(Beginning of Data for review)
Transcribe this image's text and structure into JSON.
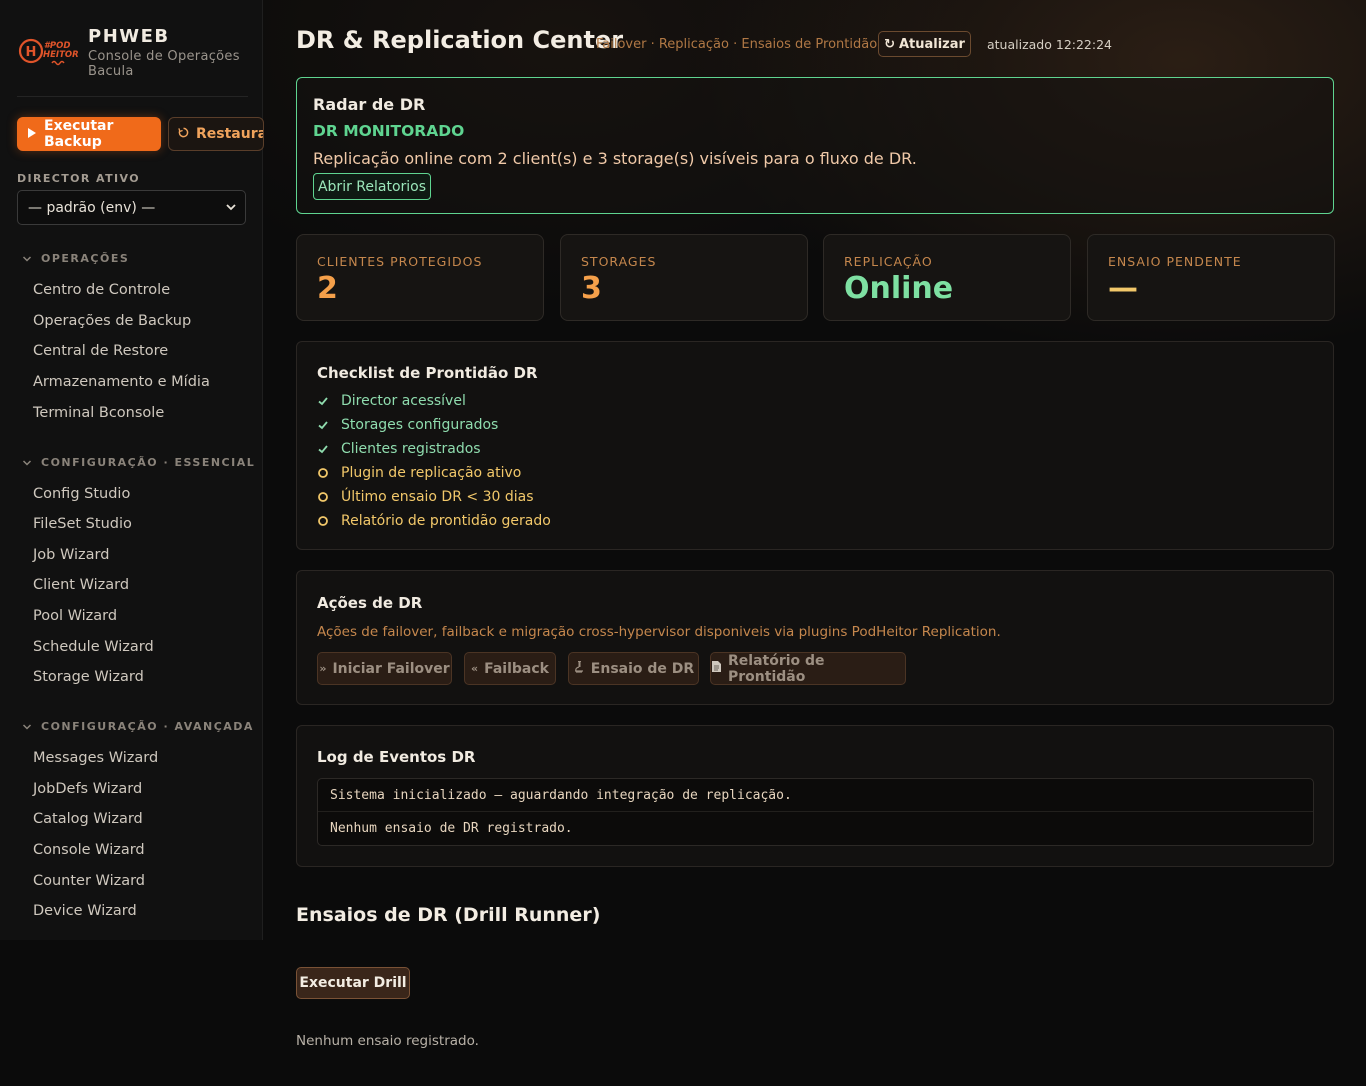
{
  "brand": {
    "name": "PHWEB",
    "subtitle": "Console de Operações Bacula",
    "logo_text": "#POD HEITOR"
  },
  "sidebar": {
    "backup_label": "Executar Backup",
    "restore_label": "Restaurar",
    "director_label": "DIRECTOR ATIVO",
    "director_value": "— padrão (env) —",
    "sections": [
      {
        "title": "OPERAÇÕES",
        "items": [
          "Centro de Controle",
          "Operações de Backup",
          "Central de Restore",
          "Armazenamento e Mídia",
          "Terminal Bconsole"
        ]
      },
      {
        "title": "CONFIGURAÇÃO · ESSENCIAL",
        "items": [
          "Config Studio",
          "FileSet Studio",
          "Job Wizard",
          "Client Wizard",
          "Pool Wizard",
          "Schedule Wizard",
          "Storage Wizard"
        ]
      },
      {
        "title": "CONFIGURAÇÃO · AVANÇADA",
        "items": [
          "Messages Wizard",
          "JobDefs Wizard",
          "Catalog Wizard",
          "Console Wizard",
          "Counter Wizard",
          "Device Wizard"
        ]
      }
    ]
  },
  "header": {
    "title": "DR & Replication Center",
    "subtitle": "Failover · Replicação · Ensaios de Prontidão",
    "refresh_label": "Atualizar",
    "updated": "atualizado 12:22:24"
  },
  "radar": {
    "title": "Radar de DR",
    "status": "DR MONITORADO",
    "description": "Replicação online com 2 client(s) e 3 storage(s) visíveis para o fluxo de DR.",
    "button": "Abrir Relatorios"
  },
  "kpis": [
    {
      "label": "CLIENTES PROTEGIDOS",
      "value": "2",
      "color": "#f5a04a"
    },
    {
      "label": "STORAGES",
      "value": "3",
      "color": "#f5a04a"
    },
    {
      "label": "REPLICAÇÃO",
      "value": "Online",
      "color": "#7ee0a2"
    },
    {
      "label": "ENSAIO PENDENTE",
      "value": "—",
      "color": "#f2c86a"
    }
  ],
  "checklist": {
    "title": "Checklist de Prontidão DR",
    "items": [
      {
        "label": "Director acessível",
        "state": "ok"
      },
      {
        "label": "Storages configurados",
        "state": "ok"
      },
      {
        "label": "Clientes registrados",
        "state": "ok"
      },
      {
        "label": "Plugin de replicação ativo",
        "state": "pending"
      },
      {
        "label": "Último ensaio DR < 30 dias",
        "state": "pending"
      },
      {
        "label": "Relatório de prontidão gerado",
        "state": "pending"
      }
    ]
  },
  "actions": {
    "title": "Ações de DR",
    "description": "Ações de failover, failback e migração cross-hypervisor disponiveis via plugins PodHeitor Replication.",
    "buttons": [
      "Iniciar Failover",
      "Failback",
      "Ensaio de DR",
      "Relatório de Prontidão"
    ]
  },
  "log": {
    "title": "Log de Eventos DR",
    "lines": [
      "Sistema inicializado — aguardando integração de replicação.",
      "Nenhum ensaio de DR registrado."
    ]
  },
  "drill": {
    "title": "Ensaios de DR (Drill Runner)",
    "button": "Executar Drill",
    "empty": "Nenhum ensaio registrado."
  }
}
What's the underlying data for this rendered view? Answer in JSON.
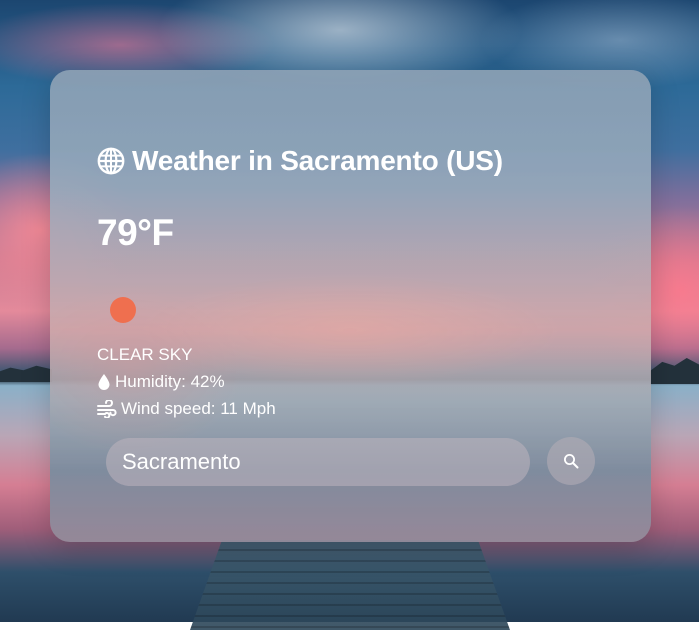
{
  "weather": {
    "title": "Weather in Sacramento (US)",
    "temperature": "79°F",
    "condition": "CLEAR SKY",
    "humidity": "Humidity: 42%",
    "wind": "Wind speed: 11 Mph",
    "condition_icon_color": "#ef6f4f"
  },
  "search": {
    "value": "Sacramento",
    "button_icon": "search-icon"
  },
  "icons": {
    "title": "globe-icon",
    "humidity": "droplet-icon",
    "wind": "wind-icon",
    "condition": "sun-icon"
  }
}
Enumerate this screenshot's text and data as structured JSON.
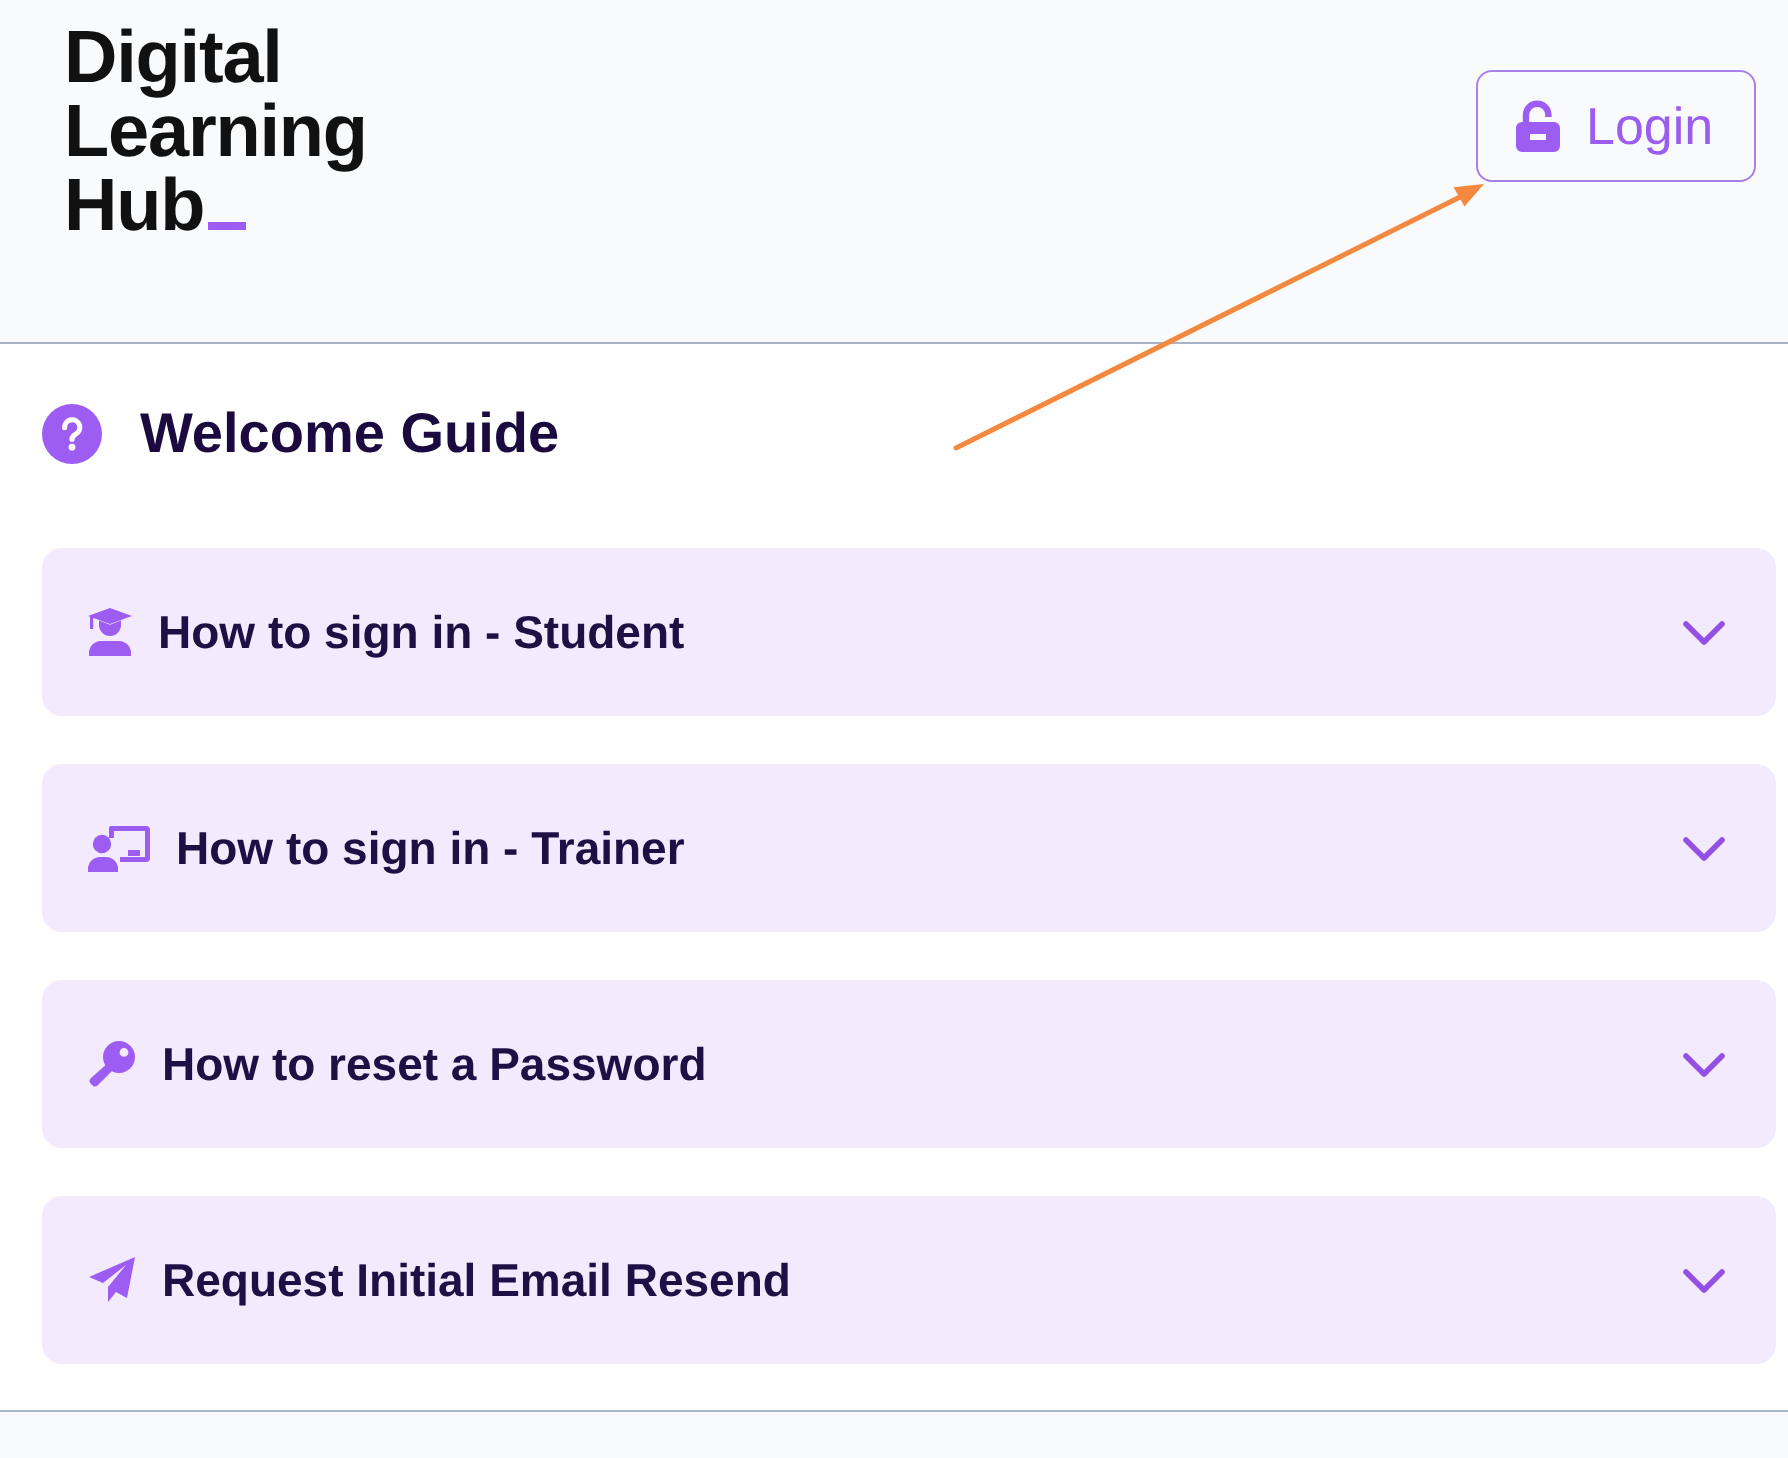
{
  "header": {
    "logo_lines": [
      "Digital",
      "Learning",
      "Hub"
    ],
    "login_button": "Login"
  },
  "welcome_guide": {
    "title": "Welcome Guide",
    "items": [
      {
        "label": "How to sign in - Student",
        "expanded": false
      },
      {
        "label": "How to sign in - Trainer",
        "expanded": false
      },
      {
        "label": "How to reset a Password",
        "expanded": false
      },
      {
        "label": "Request Initial Email Resend",
        "expanded": false
      }
    ]
  }
}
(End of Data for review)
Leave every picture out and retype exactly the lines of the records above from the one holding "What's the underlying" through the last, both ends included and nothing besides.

Answer to the exercise
What's the underlying data for this rendered view? Answer in JSON.
{
  "weather": {
    "title": "Weather in Sacramento (US)",
    "temperature": "79°F",
    "condition": "CLEAR SKY",
    "humidity": "Humidity: 42%",
    "wind": "Wind speed: 11 Mph",
    "condition_icon_color": "#ef6f4f"
  },
  "search": {
    "value": "Sacramento",
    "button_icon": "search-icon"
  },
  "icons": {
    "title": "globe-icon",
    "humidity": "droplet-icon",
    "wind": "wind-icon",
    "condition": "sun-icon"
  }
}
Enumerate this screenshot's text and data as structured JSON.
{
  "header": {
    "logo_lines": [
      "Digital",
      "Learning",
      "Hub"
    ],
    "login_button": "Login"
  },
  "welcome_guide": {
    "title": "Welcome Guide",
    "items": [
      {
        "label": "How to sign in - Student",
        "expanded": false
      },
      {
        "label": "How to sign in - Trainer",
        "expanded": false
      },
      {
        "label": "How to reset a Password",
        "expanded": false
      },
      {
        "label": "Request Initial Email Resend",
        "expanded": false
      }
    ]
  }
}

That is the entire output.